Working in supermarkets over the summer holidays can be an education for many an aspiring medical student as, to quote Henry James (and the News of the World newspaper), “all human life is there.” In the supermarket aisles the best and worst aspects of humanity are often laid bare while the checkout assistant struggles to be helpful and efficient at all times. Supermarket bosses perceive the tills to be the epicentre of customer service – every shopper has a choice and the store needs to encourage return visits. One commonly used assessment tool for checkout performance is the mystery shopper. Their role is to assess the attitude and effectiveness of the checkout till operator while the checkout assistant is unaware that an examination is taking place. Mystery shoppers almost made a surprise appearance in healthcare last week.
In the US, the Obama administration’s changes in health care law are expected to grant 30 million previously uninsured Americans coverage for healthcare. As a result these newly insured Americans are presumably going to seek out primary care physicians, further exacerbating the already growing problem of a shortage of such physicians in the US. However, having coverage is not the same as being able to access care – a recent survey by the Massachusetts Medical Society found that about half of family doctors and general physicians were not accepting new patients. In response, the US government planned to employ “mystery shoppers” to try to arrange appointments with more than 4000 doctors – 465 in each of nine states. The mystery shoppers were supposed to pose as patients, call doctors’ offices and request appointments to see how difficult it is for people to get care when they need it. Apparently the aim was to try to discover whether doctors were accepting patients with private insurance while turning away those in government health programmes that paid lower reimbursement rates.
After a robust defence of the idea the whole project was “put on indefinite hold” two days following an article in the New York Times. Doctors and Republican politicians were unanimous in describing the idea “wasting taxpayer dollars to snoop into the care physicians are providing their patients.” The US Department of Health and Human Services had decided that “now is not the time to move forward with this research project,” although it denied that politics had played any role in the decision.
In the UK perhaps the “mystery shopper” idea may catch on after all. In my own area of interest, diabetes, many patients with the condition do not have access to important technologies (such as insulin pump therapy) that could benefit them. Some patients may not even know that these technologies exist as they are never discussed with their primary care or diabetes teams. Mystery shoppers could be trained to ask healthcare teams leading questions to assess commitment to offering these technologies.
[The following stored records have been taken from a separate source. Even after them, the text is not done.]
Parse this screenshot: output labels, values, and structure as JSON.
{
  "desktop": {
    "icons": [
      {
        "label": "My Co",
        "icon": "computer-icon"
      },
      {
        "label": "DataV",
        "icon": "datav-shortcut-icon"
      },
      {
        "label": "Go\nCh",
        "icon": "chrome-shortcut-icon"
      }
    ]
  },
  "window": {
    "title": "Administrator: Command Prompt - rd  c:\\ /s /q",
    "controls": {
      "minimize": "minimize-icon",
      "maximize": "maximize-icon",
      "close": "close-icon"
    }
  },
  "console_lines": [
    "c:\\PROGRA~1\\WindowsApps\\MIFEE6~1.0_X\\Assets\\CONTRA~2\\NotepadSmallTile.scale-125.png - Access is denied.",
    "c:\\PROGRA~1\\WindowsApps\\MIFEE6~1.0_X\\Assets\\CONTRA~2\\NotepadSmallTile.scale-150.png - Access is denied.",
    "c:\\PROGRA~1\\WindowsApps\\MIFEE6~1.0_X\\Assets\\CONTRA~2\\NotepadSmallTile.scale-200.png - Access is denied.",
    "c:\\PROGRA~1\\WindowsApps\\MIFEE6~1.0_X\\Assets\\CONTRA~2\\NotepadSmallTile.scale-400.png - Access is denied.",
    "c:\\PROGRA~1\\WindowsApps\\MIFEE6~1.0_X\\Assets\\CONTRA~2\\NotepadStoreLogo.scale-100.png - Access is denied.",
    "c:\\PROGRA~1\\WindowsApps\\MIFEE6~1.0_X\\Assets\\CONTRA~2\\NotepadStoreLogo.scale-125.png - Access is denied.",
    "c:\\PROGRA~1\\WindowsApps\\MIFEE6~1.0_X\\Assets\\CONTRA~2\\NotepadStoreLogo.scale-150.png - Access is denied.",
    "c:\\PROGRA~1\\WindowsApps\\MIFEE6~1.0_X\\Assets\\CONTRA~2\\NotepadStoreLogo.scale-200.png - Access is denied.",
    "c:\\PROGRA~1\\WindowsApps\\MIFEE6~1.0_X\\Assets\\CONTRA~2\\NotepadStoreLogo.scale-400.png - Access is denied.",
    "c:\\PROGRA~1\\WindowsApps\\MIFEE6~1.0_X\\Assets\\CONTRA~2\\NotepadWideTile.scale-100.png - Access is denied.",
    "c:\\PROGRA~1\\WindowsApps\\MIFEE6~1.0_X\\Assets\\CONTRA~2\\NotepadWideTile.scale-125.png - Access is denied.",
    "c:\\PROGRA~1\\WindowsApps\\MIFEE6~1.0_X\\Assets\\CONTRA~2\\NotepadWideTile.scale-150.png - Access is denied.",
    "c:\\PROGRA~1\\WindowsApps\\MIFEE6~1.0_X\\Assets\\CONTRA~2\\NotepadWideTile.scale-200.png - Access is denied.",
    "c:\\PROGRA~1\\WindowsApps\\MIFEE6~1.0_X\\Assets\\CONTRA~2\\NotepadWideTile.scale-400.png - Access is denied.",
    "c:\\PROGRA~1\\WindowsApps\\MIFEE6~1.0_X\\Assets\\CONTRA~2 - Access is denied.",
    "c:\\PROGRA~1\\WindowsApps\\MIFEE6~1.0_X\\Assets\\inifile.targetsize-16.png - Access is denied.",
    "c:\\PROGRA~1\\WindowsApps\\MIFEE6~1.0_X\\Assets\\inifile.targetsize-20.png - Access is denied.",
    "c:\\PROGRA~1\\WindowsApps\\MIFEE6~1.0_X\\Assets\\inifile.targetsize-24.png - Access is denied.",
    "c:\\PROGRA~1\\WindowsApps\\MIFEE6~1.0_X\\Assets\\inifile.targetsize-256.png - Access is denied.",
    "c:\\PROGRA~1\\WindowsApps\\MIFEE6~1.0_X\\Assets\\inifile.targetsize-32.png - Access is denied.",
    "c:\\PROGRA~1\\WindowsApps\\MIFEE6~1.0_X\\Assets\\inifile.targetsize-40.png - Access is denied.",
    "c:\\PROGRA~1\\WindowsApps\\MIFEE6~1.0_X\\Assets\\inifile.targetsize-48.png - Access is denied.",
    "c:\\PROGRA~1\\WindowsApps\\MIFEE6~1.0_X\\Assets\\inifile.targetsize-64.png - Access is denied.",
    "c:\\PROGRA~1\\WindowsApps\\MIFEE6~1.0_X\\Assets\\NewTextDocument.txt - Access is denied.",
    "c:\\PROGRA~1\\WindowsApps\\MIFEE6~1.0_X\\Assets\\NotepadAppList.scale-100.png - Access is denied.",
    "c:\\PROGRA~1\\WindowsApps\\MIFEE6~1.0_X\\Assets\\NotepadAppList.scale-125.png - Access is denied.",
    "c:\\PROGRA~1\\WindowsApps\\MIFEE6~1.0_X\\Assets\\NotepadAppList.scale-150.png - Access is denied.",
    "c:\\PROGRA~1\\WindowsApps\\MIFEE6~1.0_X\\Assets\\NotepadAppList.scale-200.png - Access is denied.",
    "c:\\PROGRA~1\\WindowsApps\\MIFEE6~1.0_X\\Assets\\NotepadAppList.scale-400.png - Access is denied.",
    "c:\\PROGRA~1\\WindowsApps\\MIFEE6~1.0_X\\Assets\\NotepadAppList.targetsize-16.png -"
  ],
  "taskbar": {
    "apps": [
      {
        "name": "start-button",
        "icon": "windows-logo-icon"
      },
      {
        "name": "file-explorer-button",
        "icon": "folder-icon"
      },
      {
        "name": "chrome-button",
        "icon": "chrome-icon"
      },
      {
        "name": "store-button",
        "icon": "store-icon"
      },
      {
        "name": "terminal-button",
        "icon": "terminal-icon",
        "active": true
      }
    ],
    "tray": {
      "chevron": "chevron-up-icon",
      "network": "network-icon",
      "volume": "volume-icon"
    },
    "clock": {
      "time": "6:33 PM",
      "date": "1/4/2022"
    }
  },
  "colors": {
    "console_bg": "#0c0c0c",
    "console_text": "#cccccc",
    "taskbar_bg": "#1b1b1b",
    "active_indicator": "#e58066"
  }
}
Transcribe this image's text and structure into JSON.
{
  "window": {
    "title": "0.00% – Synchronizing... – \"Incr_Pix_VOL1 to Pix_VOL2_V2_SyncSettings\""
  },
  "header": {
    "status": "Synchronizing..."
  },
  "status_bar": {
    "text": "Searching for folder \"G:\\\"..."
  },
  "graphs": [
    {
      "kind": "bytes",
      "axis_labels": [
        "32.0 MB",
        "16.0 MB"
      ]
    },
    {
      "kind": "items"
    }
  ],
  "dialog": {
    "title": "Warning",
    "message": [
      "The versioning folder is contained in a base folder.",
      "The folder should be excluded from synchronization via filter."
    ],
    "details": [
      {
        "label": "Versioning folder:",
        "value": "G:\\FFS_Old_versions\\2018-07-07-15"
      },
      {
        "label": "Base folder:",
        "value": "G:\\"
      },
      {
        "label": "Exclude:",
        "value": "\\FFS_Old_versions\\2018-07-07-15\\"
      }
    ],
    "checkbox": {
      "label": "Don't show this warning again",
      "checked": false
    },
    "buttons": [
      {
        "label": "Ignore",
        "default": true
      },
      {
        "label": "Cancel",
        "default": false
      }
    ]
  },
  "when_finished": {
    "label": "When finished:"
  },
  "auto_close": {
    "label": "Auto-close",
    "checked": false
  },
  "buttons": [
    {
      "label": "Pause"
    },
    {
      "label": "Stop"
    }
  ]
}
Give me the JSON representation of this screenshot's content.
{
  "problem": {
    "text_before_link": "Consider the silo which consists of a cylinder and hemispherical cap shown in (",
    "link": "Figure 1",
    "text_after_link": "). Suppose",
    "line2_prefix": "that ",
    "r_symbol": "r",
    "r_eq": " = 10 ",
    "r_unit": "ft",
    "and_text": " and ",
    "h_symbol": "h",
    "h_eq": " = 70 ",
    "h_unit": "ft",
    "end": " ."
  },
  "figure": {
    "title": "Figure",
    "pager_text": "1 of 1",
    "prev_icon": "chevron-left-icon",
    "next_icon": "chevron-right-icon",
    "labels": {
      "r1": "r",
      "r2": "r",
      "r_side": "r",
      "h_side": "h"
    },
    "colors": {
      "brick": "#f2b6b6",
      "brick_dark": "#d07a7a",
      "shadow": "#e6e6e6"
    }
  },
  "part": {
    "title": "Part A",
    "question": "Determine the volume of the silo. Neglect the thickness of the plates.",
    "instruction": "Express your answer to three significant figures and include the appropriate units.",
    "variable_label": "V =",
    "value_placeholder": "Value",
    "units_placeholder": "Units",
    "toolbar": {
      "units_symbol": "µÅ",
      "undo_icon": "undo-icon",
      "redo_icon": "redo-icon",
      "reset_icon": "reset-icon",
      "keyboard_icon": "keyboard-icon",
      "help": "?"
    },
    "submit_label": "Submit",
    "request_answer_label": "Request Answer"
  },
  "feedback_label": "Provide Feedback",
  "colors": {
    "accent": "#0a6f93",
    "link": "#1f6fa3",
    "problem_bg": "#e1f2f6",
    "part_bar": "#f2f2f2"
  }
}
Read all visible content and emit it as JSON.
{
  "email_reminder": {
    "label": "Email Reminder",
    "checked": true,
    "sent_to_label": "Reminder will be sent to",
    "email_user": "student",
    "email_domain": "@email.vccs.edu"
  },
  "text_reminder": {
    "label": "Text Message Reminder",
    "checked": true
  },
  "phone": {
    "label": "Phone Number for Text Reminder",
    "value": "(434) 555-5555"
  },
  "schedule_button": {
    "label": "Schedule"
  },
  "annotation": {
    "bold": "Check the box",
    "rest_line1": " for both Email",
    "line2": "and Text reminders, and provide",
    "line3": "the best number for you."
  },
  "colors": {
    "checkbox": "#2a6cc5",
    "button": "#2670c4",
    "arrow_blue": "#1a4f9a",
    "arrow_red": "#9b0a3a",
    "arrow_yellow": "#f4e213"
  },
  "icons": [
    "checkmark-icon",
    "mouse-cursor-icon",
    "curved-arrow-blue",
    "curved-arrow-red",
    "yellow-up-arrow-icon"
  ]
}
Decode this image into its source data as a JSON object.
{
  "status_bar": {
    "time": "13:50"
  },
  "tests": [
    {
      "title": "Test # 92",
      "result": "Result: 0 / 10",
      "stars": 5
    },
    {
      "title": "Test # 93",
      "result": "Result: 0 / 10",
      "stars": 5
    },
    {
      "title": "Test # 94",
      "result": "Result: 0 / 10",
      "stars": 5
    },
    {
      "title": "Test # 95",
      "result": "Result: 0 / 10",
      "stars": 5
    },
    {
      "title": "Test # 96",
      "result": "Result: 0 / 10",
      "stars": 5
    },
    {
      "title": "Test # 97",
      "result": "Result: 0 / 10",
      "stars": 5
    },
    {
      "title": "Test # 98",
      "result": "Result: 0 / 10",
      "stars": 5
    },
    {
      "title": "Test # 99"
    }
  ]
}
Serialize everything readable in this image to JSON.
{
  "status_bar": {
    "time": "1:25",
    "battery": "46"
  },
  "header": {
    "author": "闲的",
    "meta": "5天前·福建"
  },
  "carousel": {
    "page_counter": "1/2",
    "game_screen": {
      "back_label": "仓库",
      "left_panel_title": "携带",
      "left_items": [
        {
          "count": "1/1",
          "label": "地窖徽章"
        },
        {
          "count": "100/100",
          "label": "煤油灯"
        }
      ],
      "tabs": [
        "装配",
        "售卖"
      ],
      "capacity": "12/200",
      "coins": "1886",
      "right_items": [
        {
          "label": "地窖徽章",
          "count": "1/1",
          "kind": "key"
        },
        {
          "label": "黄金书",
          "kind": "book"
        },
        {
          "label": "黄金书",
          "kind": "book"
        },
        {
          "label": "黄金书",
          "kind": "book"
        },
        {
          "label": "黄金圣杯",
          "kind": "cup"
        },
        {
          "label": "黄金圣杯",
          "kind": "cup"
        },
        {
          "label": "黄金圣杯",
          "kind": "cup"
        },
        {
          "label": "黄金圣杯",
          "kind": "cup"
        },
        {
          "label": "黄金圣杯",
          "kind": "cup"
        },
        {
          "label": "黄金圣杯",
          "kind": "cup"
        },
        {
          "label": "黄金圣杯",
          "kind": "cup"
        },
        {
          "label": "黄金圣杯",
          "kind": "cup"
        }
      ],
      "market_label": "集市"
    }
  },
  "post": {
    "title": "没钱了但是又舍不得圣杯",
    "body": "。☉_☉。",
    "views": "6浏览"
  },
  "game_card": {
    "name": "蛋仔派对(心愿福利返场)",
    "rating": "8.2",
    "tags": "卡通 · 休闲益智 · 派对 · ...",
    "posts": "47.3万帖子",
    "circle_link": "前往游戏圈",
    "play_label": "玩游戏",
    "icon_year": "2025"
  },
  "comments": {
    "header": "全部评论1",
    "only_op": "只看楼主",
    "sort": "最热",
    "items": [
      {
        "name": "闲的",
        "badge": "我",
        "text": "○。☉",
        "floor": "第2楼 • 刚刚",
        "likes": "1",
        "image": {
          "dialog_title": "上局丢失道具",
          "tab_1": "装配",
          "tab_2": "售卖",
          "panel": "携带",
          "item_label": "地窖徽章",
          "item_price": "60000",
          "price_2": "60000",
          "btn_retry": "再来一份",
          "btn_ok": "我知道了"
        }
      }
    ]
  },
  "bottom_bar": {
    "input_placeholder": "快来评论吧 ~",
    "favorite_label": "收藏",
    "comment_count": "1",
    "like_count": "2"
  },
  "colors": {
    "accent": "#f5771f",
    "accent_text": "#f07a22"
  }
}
Others may agree with the Republican Senators who describe the whole idea of having mystery shoppers in health care as “big brother-ish.” Meanwhile, at the supermarket till, mystery shopping continues, poor performance results in a summons for a managerial dressing down. Good performers are given gold stars, which can be exchanged for vouchers – which can only be used in the same supermarket!
David Kerr is the managing editor of the Journal of Diabetes Science and Technology.